Whether it’s nature or nurture, it’s clear that the inability of men in Webb’s life to express themselves emotionally had repercussions on this sensitive and pampered and mildly Messianic young boy. A lot of his story resonated with me, including odd details like his father giving him a hard time for not being able to write 8s properly. My own childhood was happier, my parents strict, but not drunk or abusive and my early years contained no tragedy for me to have to deal with (and to be fair my later years have been pretty charmed in that regard), but I was also sensitive, spoiled, bad at sport, obsessed with comedy and useless with girls.
I got through pretty much the whole book in one day (and it’s over 300 pages so that speaks of its readability). It is perhaps a little imbalanced in that his critique of himself as a husband and father feels a bit rushed at the end, but maybe a second volume will deal with that. It’s a definite recommend for comedy fans and anyone interested in male repression. I think it comes out in September.
As with my now “How Not To” book, I think Webb was working stuff out for himself as much as for anyone else, but the confessions of inadequacy and confusion are empowering for author and reader alike. He’s a man who has come through some stuff to some degree of self-realisation. Like all of us really. I am looking forward to talking to him about it.

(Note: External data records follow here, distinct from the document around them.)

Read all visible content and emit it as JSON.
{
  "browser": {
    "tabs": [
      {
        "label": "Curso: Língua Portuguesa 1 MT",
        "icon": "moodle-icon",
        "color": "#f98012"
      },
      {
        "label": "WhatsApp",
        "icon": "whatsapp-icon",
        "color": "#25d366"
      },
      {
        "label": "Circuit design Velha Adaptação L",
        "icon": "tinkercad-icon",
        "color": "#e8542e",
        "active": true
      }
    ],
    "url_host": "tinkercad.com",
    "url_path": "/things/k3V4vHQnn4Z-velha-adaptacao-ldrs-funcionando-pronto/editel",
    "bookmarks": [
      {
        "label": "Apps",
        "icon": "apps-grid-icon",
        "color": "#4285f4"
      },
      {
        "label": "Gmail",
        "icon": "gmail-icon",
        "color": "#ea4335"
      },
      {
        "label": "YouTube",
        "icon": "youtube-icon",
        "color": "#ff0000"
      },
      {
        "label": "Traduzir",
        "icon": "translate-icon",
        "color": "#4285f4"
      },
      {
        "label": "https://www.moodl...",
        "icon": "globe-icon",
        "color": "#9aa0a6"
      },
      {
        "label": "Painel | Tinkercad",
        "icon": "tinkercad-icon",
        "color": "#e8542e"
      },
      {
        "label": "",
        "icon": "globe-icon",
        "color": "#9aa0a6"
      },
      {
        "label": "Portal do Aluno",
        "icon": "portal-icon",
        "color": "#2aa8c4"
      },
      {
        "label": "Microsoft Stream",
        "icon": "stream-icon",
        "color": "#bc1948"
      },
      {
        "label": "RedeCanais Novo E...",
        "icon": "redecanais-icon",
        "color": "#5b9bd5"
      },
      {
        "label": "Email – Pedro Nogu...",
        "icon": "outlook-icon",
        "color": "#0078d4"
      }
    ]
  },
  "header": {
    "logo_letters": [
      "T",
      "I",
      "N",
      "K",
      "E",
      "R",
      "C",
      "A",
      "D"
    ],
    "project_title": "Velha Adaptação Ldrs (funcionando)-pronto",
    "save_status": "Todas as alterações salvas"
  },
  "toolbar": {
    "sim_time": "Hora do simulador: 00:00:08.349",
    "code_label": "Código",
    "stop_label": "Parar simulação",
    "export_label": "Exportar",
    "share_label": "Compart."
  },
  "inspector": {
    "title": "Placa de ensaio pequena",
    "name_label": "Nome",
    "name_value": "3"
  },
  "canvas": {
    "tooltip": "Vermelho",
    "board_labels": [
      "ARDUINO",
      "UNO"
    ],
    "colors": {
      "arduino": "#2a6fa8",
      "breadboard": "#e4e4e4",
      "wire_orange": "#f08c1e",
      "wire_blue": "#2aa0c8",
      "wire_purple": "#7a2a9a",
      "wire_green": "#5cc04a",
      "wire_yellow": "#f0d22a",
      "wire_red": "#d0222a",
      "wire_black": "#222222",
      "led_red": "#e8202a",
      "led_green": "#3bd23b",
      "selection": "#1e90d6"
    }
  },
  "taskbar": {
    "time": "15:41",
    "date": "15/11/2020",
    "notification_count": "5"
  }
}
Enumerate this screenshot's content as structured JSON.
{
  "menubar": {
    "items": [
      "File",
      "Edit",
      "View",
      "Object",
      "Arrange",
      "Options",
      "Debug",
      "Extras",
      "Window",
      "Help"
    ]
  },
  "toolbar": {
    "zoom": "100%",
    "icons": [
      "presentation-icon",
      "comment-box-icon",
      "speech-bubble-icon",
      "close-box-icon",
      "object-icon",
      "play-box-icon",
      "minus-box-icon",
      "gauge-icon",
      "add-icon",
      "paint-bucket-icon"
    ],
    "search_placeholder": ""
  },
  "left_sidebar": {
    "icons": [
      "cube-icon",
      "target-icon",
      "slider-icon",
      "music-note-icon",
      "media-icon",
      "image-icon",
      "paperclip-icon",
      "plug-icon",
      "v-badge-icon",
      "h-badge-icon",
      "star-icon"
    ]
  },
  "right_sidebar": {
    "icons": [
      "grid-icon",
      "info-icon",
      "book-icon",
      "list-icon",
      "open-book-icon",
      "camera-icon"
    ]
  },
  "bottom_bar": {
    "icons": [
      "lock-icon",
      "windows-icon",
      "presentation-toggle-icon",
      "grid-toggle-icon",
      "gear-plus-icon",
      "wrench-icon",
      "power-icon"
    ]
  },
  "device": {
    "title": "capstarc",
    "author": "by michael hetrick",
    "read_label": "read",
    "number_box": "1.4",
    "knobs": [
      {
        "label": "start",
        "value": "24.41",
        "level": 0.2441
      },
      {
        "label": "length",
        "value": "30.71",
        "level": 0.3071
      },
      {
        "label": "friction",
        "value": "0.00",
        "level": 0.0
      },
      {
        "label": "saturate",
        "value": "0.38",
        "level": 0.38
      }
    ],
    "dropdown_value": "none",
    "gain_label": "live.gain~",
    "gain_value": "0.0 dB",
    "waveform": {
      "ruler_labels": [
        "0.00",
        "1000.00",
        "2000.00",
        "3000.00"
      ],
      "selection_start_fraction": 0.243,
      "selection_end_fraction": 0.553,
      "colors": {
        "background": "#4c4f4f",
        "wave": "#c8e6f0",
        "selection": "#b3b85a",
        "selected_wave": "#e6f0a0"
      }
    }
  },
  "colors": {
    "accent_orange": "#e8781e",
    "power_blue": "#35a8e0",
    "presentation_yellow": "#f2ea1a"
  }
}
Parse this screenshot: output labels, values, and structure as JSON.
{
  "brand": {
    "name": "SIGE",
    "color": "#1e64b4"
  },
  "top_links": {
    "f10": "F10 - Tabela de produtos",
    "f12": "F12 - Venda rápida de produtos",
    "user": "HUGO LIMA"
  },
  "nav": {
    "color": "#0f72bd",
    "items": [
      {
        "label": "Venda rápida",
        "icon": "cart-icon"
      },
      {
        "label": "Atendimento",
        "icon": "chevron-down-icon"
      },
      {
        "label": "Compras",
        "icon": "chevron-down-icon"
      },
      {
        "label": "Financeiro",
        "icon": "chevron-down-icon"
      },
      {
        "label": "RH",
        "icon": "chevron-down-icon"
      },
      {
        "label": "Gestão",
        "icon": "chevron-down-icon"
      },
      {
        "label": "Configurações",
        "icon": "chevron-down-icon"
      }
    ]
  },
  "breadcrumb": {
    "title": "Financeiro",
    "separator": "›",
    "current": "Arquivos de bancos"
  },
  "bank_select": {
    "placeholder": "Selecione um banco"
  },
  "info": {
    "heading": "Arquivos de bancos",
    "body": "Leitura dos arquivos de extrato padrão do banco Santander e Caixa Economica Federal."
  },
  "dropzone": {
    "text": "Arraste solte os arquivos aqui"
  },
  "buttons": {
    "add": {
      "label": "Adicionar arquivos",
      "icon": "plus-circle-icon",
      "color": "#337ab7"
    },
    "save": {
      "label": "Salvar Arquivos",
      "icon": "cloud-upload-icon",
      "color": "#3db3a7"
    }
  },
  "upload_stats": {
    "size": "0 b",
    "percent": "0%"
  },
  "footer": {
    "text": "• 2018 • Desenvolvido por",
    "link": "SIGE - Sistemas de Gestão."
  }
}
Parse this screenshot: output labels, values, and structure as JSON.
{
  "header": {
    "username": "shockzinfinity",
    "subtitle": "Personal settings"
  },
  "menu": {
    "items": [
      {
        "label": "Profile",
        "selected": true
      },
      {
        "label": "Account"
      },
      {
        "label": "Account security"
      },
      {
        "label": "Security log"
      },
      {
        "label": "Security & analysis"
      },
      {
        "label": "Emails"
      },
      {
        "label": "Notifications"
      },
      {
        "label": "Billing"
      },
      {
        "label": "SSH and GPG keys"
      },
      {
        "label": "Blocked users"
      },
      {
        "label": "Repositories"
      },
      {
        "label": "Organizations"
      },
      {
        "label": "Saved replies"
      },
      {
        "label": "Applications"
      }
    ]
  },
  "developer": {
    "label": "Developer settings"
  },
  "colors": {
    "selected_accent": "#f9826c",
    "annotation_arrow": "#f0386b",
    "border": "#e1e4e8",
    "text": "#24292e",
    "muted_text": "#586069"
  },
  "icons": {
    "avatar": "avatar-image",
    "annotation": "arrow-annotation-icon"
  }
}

And for the first time in 54 years the character of Doctor Who is going to be played by someone who isn’t a nerd. So that’s very exciting. Oh yeah, it’s also a woman. But of course if the BBC ever tried to have a male companion the PC Brigade would go insane. Given the Doctor is a sexless alien who rarely gets its genitalia out on screen, it doesn’t really matter much. I am hoping the first thing they do will be to show the Doctor pulling out their cock and saying, “Don’t worry guys. I’ve still got one."